Can aerating the lawn be harmful to the grass?
When it comes to aerating your lawn, there are definitely pros and cons to consider.
On the one hand, aerating can help your grass grow stronger and healthier by allowing more air, water, and nutrients to reach the roots.
On the other hand, if done improperly or too often, aerating can actually damage your grass by tearing up the turf or creating soil compaction.
To make sure you’re doing it right, follow these best practices: only aerate when necessary (usually once per year), use a proper machine or tool for your type of lawn, and remove any plugs left behind afterwards.

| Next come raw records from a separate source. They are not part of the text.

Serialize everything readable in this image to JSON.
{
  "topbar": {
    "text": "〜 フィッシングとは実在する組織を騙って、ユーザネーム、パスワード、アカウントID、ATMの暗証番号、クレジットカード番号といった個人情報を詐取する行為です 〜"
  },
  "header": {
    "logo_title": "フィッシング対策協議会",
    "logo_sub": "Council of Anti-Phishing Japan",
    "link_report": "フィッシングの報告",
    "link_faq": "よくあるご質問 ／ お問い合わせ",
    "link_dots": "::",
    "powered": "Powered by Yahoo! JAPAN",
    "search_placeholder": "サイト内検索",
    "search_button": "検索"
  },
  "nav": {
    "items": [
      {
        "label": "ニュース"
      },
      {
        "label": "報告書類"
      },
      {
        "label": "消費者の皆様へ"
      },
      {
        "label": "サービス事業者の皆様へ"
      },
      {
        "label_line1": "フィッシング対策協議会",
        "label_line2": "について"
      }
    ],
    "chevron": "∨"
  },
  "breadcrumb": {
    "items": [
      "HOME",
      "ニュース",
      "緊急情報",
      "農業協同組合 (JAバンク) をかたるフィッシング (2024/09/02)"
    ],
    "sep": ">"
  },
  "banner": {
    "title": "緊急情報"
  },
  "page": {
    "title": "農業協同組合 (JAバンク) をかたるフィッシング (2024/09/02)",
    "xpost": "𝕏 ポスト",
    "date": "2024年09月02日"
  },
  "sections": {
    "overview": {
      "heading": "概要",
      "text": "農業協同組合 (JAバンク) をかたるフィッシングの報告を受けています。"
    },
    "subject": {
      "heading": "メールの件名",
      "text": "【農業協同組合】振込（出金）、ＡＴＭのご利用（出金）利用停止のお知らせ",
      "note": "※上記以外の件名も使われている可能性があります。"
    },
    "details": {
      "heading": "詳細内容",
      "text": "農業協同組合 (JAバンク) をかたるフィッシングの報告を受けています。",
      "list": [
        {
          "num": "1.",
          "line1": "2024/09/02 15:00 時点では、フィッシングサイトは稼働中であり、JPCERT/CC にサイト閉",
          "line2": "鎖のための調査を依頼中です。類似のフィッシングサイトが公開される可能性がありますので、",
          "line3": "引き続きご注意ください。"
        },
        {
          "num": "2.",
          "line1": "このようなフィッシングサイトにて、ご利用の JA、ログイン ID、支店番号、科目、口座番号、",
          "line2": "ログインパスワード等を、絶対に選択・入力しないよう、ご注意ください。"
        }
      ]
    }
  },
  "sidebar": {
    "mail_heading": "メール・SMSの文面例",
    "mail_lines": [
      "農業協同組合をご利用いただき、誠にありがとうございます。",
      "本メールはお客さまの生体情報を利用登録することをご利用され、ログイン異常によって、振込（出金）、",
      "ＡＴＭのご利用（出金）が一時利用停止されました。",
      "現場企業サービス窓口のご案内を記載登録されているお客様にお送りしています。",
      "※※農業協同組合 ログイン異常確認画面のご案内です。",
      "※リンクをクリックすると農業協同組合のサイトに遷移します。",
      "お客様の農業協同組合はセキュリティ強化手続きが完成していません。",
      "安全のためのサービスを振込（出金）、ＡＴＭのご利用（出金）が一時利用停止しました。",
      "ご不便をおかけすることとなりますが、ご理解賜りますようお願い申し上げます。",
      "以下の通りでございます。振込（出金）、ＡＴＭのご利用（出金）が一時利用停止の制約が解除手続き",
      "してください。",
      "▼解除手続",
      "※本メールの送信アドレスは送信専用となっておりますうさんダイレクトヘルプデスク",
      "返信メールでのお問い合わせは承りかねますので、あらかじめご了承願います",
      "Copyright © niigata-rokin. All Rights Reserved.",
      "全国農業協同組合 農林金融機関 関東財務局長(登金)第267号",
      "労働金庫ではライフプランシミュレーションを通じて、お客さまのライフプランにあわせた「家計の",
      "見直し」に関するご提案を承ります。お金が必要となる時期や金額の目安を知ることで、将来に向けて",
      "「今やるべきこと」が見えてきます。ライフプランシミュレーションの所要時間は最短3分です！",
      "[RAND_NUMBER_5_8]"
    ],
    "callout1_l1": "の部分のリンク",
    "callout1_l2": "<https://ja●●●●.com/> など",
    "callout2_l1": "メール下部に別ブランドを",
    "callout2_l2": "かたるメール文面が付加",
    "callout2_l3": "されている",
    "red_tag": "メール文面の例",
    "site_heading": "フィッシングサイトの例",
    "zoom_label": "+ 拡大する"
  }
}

With these tips in mind, you can ensure that aerating is helping – not harming – your precious turf!
How long does it take for a lawn to recover after aerating?
I recently learned that aerating my lawn is actually a great way to keep it healthy and lush. The benefits of aeration include allowing air, water, and nutrients to penetrate deeper into the soil, promoting root growth, and reducing compaction.
But what I was most curious about was how long it takes for my lawn to recover after aerating. After some research, I found that the recovery time can vary depending on factors such as grass type and weather conditions. Generally, it takes about 2-4 weeks for the turf to fully recover.
The best time to aerate your lawn is during its active growing season, typically in the spring or fall. So if you’re looking for a way to improve your lawn’s health and appearance, consider giving it a good aerating at the right time of year!
Can I aerate my lawn if it has been recently fertilized?
I recently fertilized my lawn and was wondering if I could still aerate it. After doing some research, I discovered that it’s best to wait a few weeks after fertilizing before aerating.
This allows the fertilizer to fully penetrate the soil and provide nutrients to the roots of your grass. In general, you should aim to aerate your lawn once or twice a year, depending on how compacted your soil is.
Timing is also important when it comes to aerating frequency – doing it in the fall or spring when temperatures are mild is ideal. By following these guidelines for fertilizer timing and aerating frequency, you can ensure that your lawn stays healthy and vibrant year-round.
Well folks, that’s a wrap! After learning about the benefits of aerating your lawn and how to do it properly, you’re now equipped with the knowledge to achieve a healthy and lush turf.
Remember, timing is key when it comes to aeration and preparation is crucial for success. Whether you choose to rent an aerator or hire a professional, make sure you understand the process and avoid common mistakes.
As they say, "a healthy lawn is a happy lawn." And not only will your lawn be happy, but so will you as you enjoy the benefits of a beautiful outdoor space.
So, go ahead and take that first step towards achieving your dream lawn – start aerating today!